* Page and application data records:
[Start of section]

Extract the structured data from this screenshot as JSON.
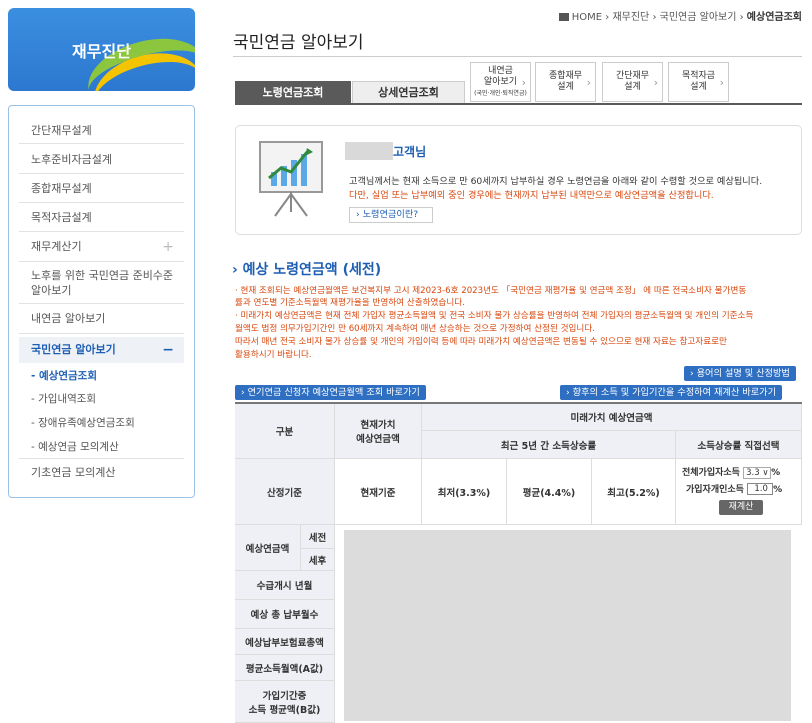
{
  "sidebar": {
    "title": "재무진단",
    "items": [
      "간단재무설계",
      "노후준비자금설계",
      "종합재무설계",
      "목적자금설계",
      "재무계산기",
      "노후를 위한 국민연금 준비수준 알아보기",
      "내연금 알아보기",
      "국민연금 알아보기",
      "기초연금 모의계산"
    ],
    "expand_plus": "+",
    "expand_minus": "−",
    "sub_items": [
      "- 예상연금조회",
      "- 가입내역조회",
      "- 장애유족예상연금조회",
      "- 예상연금 모의계산"
    ]
  },
  "breadcrumb": {
    "home": "HOME",
    "sep": "›",
    "p1": "재무진단",
    "p2": "국민연금 알아보기",
    "current": "예상연금조회"
  },
  "page_title": "국민연금 알아보기",
  "tabs": {
    "t1": "노령연금조회",
    "t2": "상세연금조회"
  },
  "sub_tabs": [
    {
      "l1": "내연금",
      "l2": "알아보기",
      "l3": "(국민·개인·퇴직연금)"
    },
    {
      "l1": "종합재무",
      "l2": "설계"
    },
    {
      "l1": "간단재무",
      "l2": "설계"
    },
    {
      "l1": "목적자금",
      "l2": "설계"
    }
  ],
  "card": {
    "customer": "고객님",
    "msg1": "고객님께서는 현재 소득으로 만 60세까지 납부하실 경우 노령연금을 아래와 같이 수령할 것으로 예상됩니다.",
    "msg2": "다만, 실업 또는 납부예외 중인 경우에는 현재까지 납부된 내역만으로 예상연금액을 산정합니다.",
    "what_btn": "› 노령연금이란?"
  },
  "section_title": "예상 노령연금액 (세전)",
  "notes": [
    "· 현재 조회되는 예상연금월액은 보건복지부 고시 제2023-6호 2023년도 「국민연금 재평가율 및 연금액 조정」 에 따른 전국소비자 물가변동",
    "  률과 연도별 기준소득월액 재평가율을 반영하여 산출하였습니다.",
    "· 미래가치 예상연금액은 현재 전체 가입자 평균소득월액 및 전국 소비자 물가 상승률을 반영하여 전체 가입자의 평균소득월액 및 개인의 기준소득",
    "  월액도 법정 의무가입기간인 만 60세까지 계속하여 매년 상승하는 것으로 가정하여 산정된 것입니다.",
    "  따라서 매년 전국 소비자 물가 상승률 및 개인의 가입이력 등에 따라 미래가치 예상연금액은 변동될 수 있으므로 현재 자료는 참고자료로만",
    "  활용하시기 바랍니다."
  ],
  "buttons": {
    "terms": "› 용어의 설명 및 산정방법",
    "early": "› 연기연금 신청자 예상연금월액 조회 바로가기",
    "recalc_link": "› 향후의 소득 및 가입기간을 수정하여 재계산 바로가기",
    "recalc": "재계산"
  },
  "table": {
    "h_gubun": "구분",
    "h_present": "현재가치\n예상연금액",
    "h_future": "미래가치 예상연금액",
    "h_recent": "최근 5년 간 소득상승률",
    "h_direct": "소득상승률 직접선택",
    "r_basis": "산정기준",
    "present_basis": "현재기준",
    "low": "최저(3.3%)",
    "avg": "평균(4.4%)",
    "high": "최고(5.2%)",
    "all_avg_label": "전체가입자소득",
    "all_avg_value": "3.3",
    "indiv_label": "가입자개인소득",
    "indiv_value": "1.0",
    "pct": "%",
    "dropdown_arrow": "∨",
    "rows": [
      "예상연금액",
      "수급개시 년월",
      "예상 총 납부월수",
      "예상납부보험료총액",
      "평균소득월액(A값)",
      "가입기간중\n소득 평균액(B값)"
    ],
    "sub_pre": "세전",
    "sub_post": "세후"
  }
}
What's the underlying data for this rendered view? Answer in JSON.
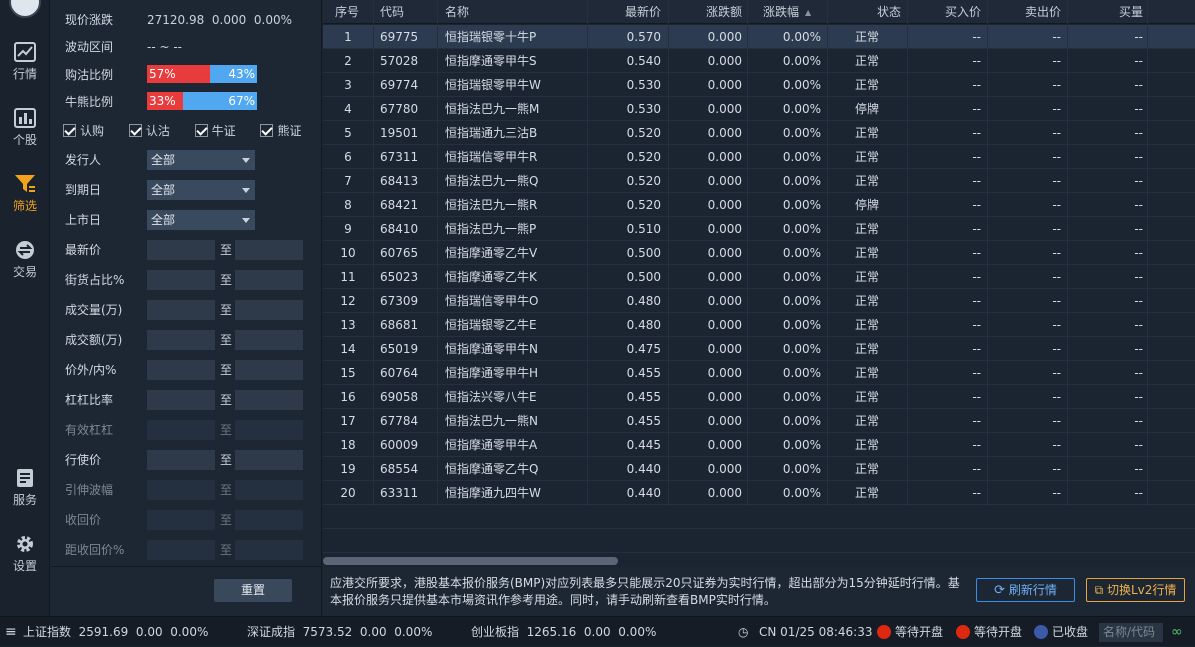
{
  "nav": {
    "items": [
      {
        "label": "行情",
        "icon": "chart-line-icon"
      },
      {
        "label": "个股",
        "icon": "bar-chart-icon"
      },
      {
        "label": "筛选",
        "icon": "filter-icon",
        "active": true
      },
      {
        "label": "交易",
        "icon": "trade-icon"
      },
      {
        "label": "服务",
        "icon": "document-icon"
      },
      {
        "label": "设置",
        "icon": "gear-icon"
      }
    ]
  },
  "filter": {
    "current_label": "现价涨跌",
    "current_value": "27120.98  0.000  0.00%",
    "range_label": "波动区间",
    "range_value": "-- ~ --",
    "callput_label": "购沽比例",
    "callput_a": "57%",
    "callput_b": "43%",
    "callput_a_frac": 0.57,
    "bullbear_label": "牛熊比例",
    "bullbear_a": "33%",
    "bullbear_b": "67%",
    "bullbear_a_frac": 0.33,
    "checks": [
      "认购",
      "认沽",
      "牛证",
      "熊证"
    ],
    "selects": [
      {
        "label": "发行人",
        "value": "全部"
      },
      {
        "label": "到期日",
        "value": "全部"
      },
      {
        "label": "上市日",
        "value": "全部"
      }
    ],
    "ranges": [
      {
        "label": "最新价",
        "dim": false
      },
      {
        "label": "街货占比%",
        "dim": false
      },
      {
        "label": "成交量(万)",
        "dim": false
      },
      {
        "label": "成交额(万)",
        "dim": false
      },
      {
        "label": "价外/内%",
        "dim": false
      },
      {
        "label": "杠杠比率",
        "dim": false
      },
      {
        "label": "有效杠杠",
        "dim": true
      },
      {
        "label": "行使价",
        "dim": false
      },
      {
        "label": "引伸波幅",
        "dim": true
      },
      {
        "label": "收回价",
        "dim": true
      },
      {
        "label": "距收回价%",
        "dim": true
      }
    ],
    "to_label": "至",
    "reset_label": "重置",
    "accent_call": "#e83c3c",
    "accent_put": "#52a8f0"
  },
  "table": {
    "headers": [
      "序号",
      "代码",
      "名称",
      "最新价",
      "涨跌额",
      "涨跌幅",
      "状态",
      "买入价",
      "卖出价",
      "买量"
    ],
    "sort_icon": "sort-updown-icon",
    "rows": [
      [
        "1",
        "69775",
        "恒指瑞银零十牛P",
        "0.570",
        "0.000",
        "0.00%",
        "正常",
        "--",
        "--",
        "--"
      ],
      [
        "2",
        "57028",
        "恒指摩通零甲牛S",
        "0.540",
        "0.000",
        "0.00%",
        "正常",
        "--",
        "--",
        "--"
      ],
      [
        "3",
        "69774",
        "恒指瑞银零甲牛W",
        "0.530",
        "0.000",
        "0.00%",
        "正常",
        "--",
        "--",
        "--"
      ],
      [
        "4",
        "67780",
        "恒指法巴九一熊M",
        "0.530",
        "0.000",
        "0.00%",
        "停牌",
        "--",
        "--",
        "--"
      ],
      [
        "5",
        "19501",
        "恒指瑞通九三沽B",
        "0.520",
        "0.000",
        "0.00%",
        "正常",
        "--",
        "--",
        "--"
      ],
      [
        "6",
        "67311",
        "恒指瑞信零甲牛R",
        "0.520",
        "0.000",
        "0.00%",
        "正常",
        "--",
        "--",
        "--"
      ],
      [
        "7",
        "68413",
        "恒指法巴九一熊Q",
        "0.520",
        "0.000",
        "0.00%",
        "正常",
        "--",
        "--",
        "--"
      ],
      [
        "8",
        "68421",
        "恒指法巴九一熊R",
        "0.520",
        "0.000",
        "0.00%",
        "停牌",
        "--",
        "--",
        "--"
      ],
      [
        "9",
        "68410",
        "恒指法巴九一熊P",
        "0.510",
        "0.000",
        "0.00%",
        "正常",
        "--",
        "--",
        "--"
      ],
      [
        "10",
        "60765",
        "恒指摩通零乙牛V",
        "0.500",
        "0.000",
        "0.00%",
        "正常",
        "--",
        "--",
        "--"
      ],
      [
        "11",
        "65023",
        "恒指摩通零乙牛K",
        "0.500",
        "0.000",
        "0.00%",
        "正常",
        "--",
        "--",
        "--"
      ],
      [
        "12",
        "67309",
        "恒指瑞信零甲牛O",
        "0.480",
        "0.000",
        "0.00%",
        "正常",
        "--",
        "--",
        "--"
      ],
      [
        "13",
        "68681",
        "恒指瑞银零乙牛E",
        "0.480",
        "0.000",
        "0.00%",
        "正常",
        "--",
        "--",
        "--"
      ],
      [
        "14",
        "65019",
        "恒指摩通零甲牛N",
        "0.475",
        "0.000",
        "0.00%",
        "正常",
        "--",
        "--",
        "--"
      ],
      [
        "15",
        "60764",
        "恒指摩通零甲牛H",
        "0.455",
        "0.000",
        "0.00%",
        "正常",
        "--",
        "--",
        "--"
      ],
      [
        "16",
        "69058",
        "恒指法兴零八牛E",
        "0.455",
        "0.000",
        "0.00%",
        "正常",
        "--",
        "--",
        "--"
      ],
      [
        "17",
        "67784",
        "恒指法巴九一熊N",
        "0.455",
        "0.000",
        "0.00%",
        "正常",
        "--",
        "--",
        "--"
      ],
      [
        "18",
        "60009",
        "恒指摩通零甲牛A",
        "0.445",
        "0.000",
        "0.00%",
        "正常",
        "--",
        "--",
        "--"
      ],
      [
        "19",
        "68554",
        "恒指摩通零乙牛Q",
        "0.440",
        "0.000",
        "0.00%",
        "正常",
        "--",
        "--",
        "--"
      ],
      [
        "20",
        "63311",
        "恒指摩通九四牛W",
        "0.440",
        "0.000",
        "0.00%",
        "正常",
        "--",
        "--",
        "--"
      ]
    ]
  },
  "notice": {
    "text": "应港交所要求，港股基本报价服务(BMP)对应列表最多只能展示20只证券为实时行情，超出部分为15分钟延时行情。基本报价服务只提供基本市場资讯作参考用途。同时，请手动刷新查看BMP实时行情。",
    "refresh_label": "刷新行情",
    "lv2_label": "切换Lv2行情"
  },
  "status": {
    "sh": "上证指数  2591.69  0.00  0.00%",
    "sz": "深证成指  7573.52  0.00  0.00%",
    "cy": "创业板指  1265.16  0.00  0.00%",
    "time": "CN 01/25 08:46:33",
    "hk": "等待开盘",
    "cn": "等待开盘",
    "us": "已收盘",
    "search_placeholder": "名称/代码"
  }
}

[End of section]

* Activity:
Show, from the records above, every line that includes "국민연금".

* Task solution:
      "노후를 위한 국민연금 준비수준 알아보기",
      "국민연금 알아보기",
    "p2": "국민연금 알아보기",
  "page_title": "국민연금 알아보기",
    "· 현재 조회되는 예상연금월액은 보건복지부 고시 제2023-6호 2023년도 「국민연금 재평가율 및 연금액 조정」 에 따른 전국소비자 물가변동",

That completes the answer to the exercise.